*** RECORDS SHOWN
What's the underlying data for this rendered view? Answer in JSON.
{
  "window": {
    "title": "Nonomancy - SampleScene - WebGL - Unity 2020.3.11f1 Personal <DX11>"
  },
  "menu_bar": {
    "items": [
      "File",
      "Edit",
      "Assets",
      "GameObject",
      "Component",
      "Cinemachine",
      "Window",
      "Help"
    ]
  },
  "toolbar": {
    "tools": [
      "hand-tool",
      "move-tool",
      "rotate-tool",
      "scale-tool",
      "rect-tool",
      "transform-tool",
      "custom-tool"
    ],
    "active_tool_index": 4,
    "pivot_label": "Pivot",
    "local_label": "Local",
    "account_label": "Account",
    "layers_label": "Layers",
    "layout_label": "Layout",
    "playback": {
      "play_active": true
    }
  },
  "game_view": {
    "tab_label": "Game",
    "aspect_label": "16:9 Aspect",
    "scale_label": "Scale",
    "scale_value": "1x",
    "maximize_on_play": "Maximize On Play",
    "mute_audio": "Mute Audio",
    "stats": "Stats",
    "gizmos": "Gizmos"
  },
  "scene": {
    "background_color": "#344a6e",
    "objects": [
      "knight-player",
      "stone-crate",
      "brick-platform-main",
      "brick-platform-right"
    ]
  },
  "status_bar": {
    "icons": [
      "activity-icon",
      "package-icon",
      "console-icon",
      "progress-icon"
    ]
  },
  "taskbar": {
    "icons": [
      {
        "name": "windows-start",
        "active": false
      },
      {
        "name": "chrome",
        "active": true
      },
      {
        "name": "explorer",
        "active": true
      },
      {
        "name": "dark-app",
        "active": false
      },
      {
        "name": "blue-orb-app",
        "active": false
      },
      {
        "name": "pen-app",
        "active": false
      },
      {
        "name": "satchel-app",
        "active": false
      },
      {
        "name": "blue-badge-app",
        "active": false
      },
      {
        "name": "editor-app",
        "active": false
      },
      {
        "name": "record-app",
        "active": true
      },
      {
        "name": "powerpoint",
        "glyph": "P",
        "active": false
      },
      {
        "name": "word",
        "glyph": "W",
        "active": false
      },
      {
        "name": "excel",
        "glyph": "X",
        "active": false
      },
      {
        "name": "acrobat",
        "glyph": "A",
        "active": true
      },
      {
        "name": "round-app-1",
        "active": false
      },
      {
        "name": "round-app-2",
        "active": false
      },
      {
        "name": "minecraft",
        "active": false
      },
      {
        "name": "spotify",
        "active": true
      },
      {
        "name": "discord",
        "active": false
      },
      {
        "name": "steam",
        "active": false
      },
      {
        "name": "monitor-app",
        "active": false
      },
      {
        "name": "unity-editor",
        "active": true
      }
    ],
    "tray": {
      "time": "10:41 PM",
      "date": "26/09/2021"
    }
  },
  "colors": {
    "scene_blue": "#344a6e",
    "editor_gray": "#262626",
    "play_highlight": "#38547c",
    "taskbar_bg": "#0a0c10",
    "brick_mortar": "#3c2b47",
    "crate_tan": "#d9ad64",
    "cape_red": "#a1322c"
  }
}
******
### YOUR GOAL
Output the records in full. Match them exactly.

### ANSWER TO THE PROBLEM
What's the underlying data for this rendered view? Answer in JSON.
{
  "window": {
    "title": "Nonomancy - SampleScene - WebGL - Unity 2020.3.11f1 Personal <DX11>"
  },
  "menu_bar": {
    "items": [
      "File",
      "Edit",
      "Assets",
      "GameObject",
      "Component",
      "Cinemachine",
      "Window",
      "Help"
    ]
  },
  "toolbar": {
    "tools": [
      "hand-tool",
      "move-tool",
      "rotate-tool",
      "scale-tool",
      "rect-tool",
      "transform-tool",
      "custom-tool"
    ],
    "active_tool_index": 4,
    "pivot_label": "Pivot",
    "local_label": "Local",
    "account_label": "Account",
    "layers_label": "Layers",
    "layout_label": "Layout",
    "playback": {
      "play_active": true
    }
  },
  "game_view": {
    "tab_label": "Game",
    "aspect_label": "16:9 Aspect",
    "scale_label": "Scale",
    "scale_value": "1x",
    "maximize_on_play": "Maximize On Play",
    "mute_audio": "Mute Audio",
    "stats": "Stats",
    "gizmos": "Gizmos"
  },
  "scene": {
    "background_color": "#344a6e",
    "objects": [
      "knight-player",
      "stone-crate",
      "brick-platform-main",
      "brick-platform-right"
    ]
  },
  "status_bar": {
    "icons": [
      "activity-icon",
      "package-icon",
      "console-icon",
      "progress-icon"
    ]
  },
  "taskbar": {
    "icons": [
      {
        "name": "windows-start",
        "active": false
      },
      {
        "name": "chrome",
        "active": true
      },
      {
        "name": "explorer",
        "active": true
      },
      {
        "name": "dark-app",
        "active": false
      },
      {
        "name": "blue-orb-app",
        "active": false
      },
      {
        "name": "pen-app",
        "active": false
      },
      {
        "name": "satchel-app",
        "active": false
      },
      {
        "name": "blue-badge-app",
        "active": false
      },
      {
        "name": "editor-app",
        "active": false
      },
      {
        "name": "record-app",
        "active": true
      },
      {
        "name": "powerpoint",
        "glyph": "P",
        "active": false
      },
      {
        "name": "word",
        "glyph": "W",
        "active": false
      },
      {
        "name": "excel",
        "glyph": "X",
        "active": false
      },
      {
        "name": "acrobat",
        "glyph": "A",
        "active": true
      },
      {
        "name": "round-app-1",
        "active": false
      },
      {
        "name": "round-app-2",
        "active": false
      },
      {
        "name": "minecraft",
        "active": false
      },
      {
        "name": "spotify",
        "active": true
      },
      {
        "name": "discord",
        "active": false
      },
      {
        "name": "steam",
        "active": false
      },
      {
        "name": "monitor-app",
        "active": false
      },
      {
        "name": "unity-editor",
        "active": true
      }
    ],
    "tray": {
      "time": "10:41 PM",
      "date": "26/09/2021"
    }
  },
  "colors": {
    "scene_blue": "#344a6e",
    "editor_gray": "#262626",
    "play_highlight": "#38547c",
    "taskbar_bg": "#0a0c10",
    "brick_mortar": "#3c2b47",
    "crate_tan": "#d9ad64",
    "cape_red": "#a1322c"
  }
}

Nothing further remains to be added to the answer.